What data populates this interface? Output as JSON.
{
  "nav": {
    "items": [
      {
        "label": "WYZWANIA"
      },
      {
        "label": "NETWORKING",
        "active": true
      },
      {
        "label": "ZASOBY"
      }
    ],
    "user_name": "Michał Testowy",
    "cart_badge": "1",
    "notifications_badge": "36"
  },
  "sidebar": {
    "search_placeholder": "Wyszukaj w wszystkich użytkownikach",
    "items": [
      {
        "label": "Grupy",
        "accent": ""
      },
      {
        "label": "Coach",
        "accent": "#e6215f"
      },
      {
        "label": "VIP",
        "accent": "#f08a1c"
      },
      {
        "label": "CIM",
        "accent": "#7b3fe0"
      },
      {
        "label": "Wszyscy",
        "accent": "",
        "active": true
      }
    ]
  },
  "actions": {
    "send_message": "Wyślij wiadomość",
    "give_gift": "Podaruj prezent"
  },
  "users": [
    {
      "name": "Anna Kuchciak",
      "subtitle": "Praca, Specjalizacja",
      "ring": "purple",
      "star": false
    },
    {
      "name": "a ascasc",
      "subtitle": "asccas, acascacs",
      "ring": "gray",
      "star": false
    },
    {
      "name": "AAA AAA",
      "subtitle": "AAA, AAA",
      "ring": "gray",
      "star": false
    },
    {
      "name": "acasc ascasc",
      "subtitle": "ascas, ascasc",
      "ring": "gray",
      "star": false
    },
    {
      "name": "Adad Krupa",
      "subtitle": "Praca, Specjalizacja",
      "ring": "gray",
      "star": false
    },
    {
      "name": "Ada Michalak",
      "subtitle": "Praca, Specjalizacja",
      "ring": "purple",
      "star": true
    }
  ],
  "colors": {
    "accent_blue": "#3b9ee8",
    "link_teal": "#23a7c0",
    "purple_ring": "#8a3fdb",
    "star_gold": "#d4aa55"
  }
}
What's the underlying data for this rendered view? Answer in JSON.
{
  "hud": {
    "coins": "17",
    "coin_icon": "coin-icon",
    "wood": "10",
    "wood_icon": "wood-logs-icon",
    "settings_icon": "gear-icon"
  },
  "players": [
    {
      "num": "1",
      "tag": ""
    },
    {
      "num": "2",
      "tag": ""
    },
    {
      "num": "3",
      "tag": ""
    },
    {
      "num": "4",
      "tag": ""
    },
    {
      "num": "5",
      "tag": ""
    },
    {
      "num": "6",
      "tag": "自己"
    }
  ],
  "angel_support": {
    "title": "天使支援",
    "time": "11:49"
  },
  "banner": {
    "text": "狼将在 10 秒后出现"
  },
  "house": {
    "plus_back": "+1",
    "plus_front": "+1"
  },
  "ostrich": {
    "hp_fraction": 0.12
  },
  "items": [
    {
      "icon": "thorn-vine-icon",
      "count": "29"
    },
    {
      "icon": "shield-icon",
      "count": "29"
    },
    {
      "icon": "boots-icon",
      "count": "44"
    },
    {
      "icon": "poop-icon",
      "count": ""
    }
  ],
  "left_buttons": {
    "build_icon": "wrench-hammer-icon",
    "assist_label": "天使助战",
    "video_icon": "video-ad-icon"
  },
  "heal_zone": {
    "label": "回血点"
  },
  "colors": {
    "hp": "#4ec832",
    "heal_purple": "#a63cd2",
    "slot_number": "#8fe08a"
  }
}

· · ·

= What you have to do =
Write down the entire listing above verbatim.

= Expected output =
What data populates this interface? Output as JSON.
{
  "nav": {
    "items": [
      {
        "label": "WYZWANIA"
      },
      {
        "label": "NETWORKING",
        "active": true
      },
      {
        "label": "ZASOBY"
      }
    ],
    "user_name": "Michał Testowy",
    "cart_badge": "1",
    "notifications_badge": "36"
  },
  "sidebar": {
    "search_placeholder": "Wyszukaj w wszystkich użytkownikach",
    "items": [
      {
        "label": "Grupy",
        "accent": ""
      },
      {
        "label": "Coach",
        "accent": "#e6215f"
      },
      {
        "label": "VIP",
        "accent": "#f08a1c"
      },
      {
        "label": "CIM",
        "accent": "#7b3fe0"
      },
      {
        "label": "Wszyscy",
        "accent": "",
        "active": true
      }
    ]
  },
  "actions": {
    "send_message": "Wyślij wiadomość",
    "give_gift": "Podaruj prezent"
  },
  "users": [
    {
      "name": "Anna Kuchciak",
      "subtitle": "Praca, Specjalizacja",
      "ring": "purple",
      "star": false
    },
    {
      "name": "a ascasc",
      "subtitle": "asccas, acascacs",
      "ring": "gray",
      "star": false
    },
    {
      "name": "AAA AAA",
      "subtitle": "AAA, AAA",
      "ring": "gray",
      "star": false
    },
    {
      "name": "acasc ascasc",
      "subtitle": "ascas, ascasc",
      "ring": "gray",
      "star": false
    },
    {
      "name": "Adad Krupa",
      "subtitle": "Praca, Specjalizacja",
      "ring": "gray",
      "star": false
    },
    {
      "name": "Ada Michalak",
      "subtitle": "Praca, Specjalizacja",
      "ring": "purple",
      "star": true
    }
  ],
  "colors": {
    "accent_blue": "#3b9ee8",
    "link_teal": "#23a7c0",
    "purple_ring": "#8a3fdb",
    "star_gold": "#d4aa55"
  }
}
What's the underlying data for this rendered view? Answer in JSON.
{
  "hud": {
    "coins": "17",
    "coin_icon": "coin-icon",
    "wood": "10",
    "wood_icon": "wood-logs-icon",
    "settings_icon": "gear-icon"
  },
  "players": [
    {
      "num": "1",
      "tag": ""
    },
    {
      "num": "2",
      "tag": ""
    },
    {
      "num": "3",
      "tag": ""
    },
    {
      "num": "4",
      "tag": ""
    },
    {
      "num": "5",
      "tag": ""
    },
    {
      "num": "6",
      "tag": "自己"
    }
  ],
  "angel_support": {
    "title": "天使支援",
    "time": "11:49"
  },
  "banner": {
    "text": "狼将在 10 秒后出现"
  },
  "house": {
    "plus_back": "+1",
    "plus_front": "+1"
  },
  "ostrich": {
    "hp_fraction": 0.12
  },
  "items": [
    {
      "icon": "thorn-vine-icon",
      "count": "29"
    },
    {
      "icon": "shield-icon",
      "count": "29"
    },
    {
      "icon": "boots-icon",
      "count": "44"
    },
    {
      "icon": "poop-icon",
      "count": ""
    }
  ],
  "left_buttons": {
    "build_icon": "wrench-hammer-icon",
    "assist_label": "天使助战",
    "video_icon": "video-ad-icon"
  },
  "heal_zone": {
    "label": "回血点"
  },
  "colors": {
    "hp": "#4ec832",
    "heal_purple": "#a63cd2",
    "slot_number": "#8fe08a"
  }
}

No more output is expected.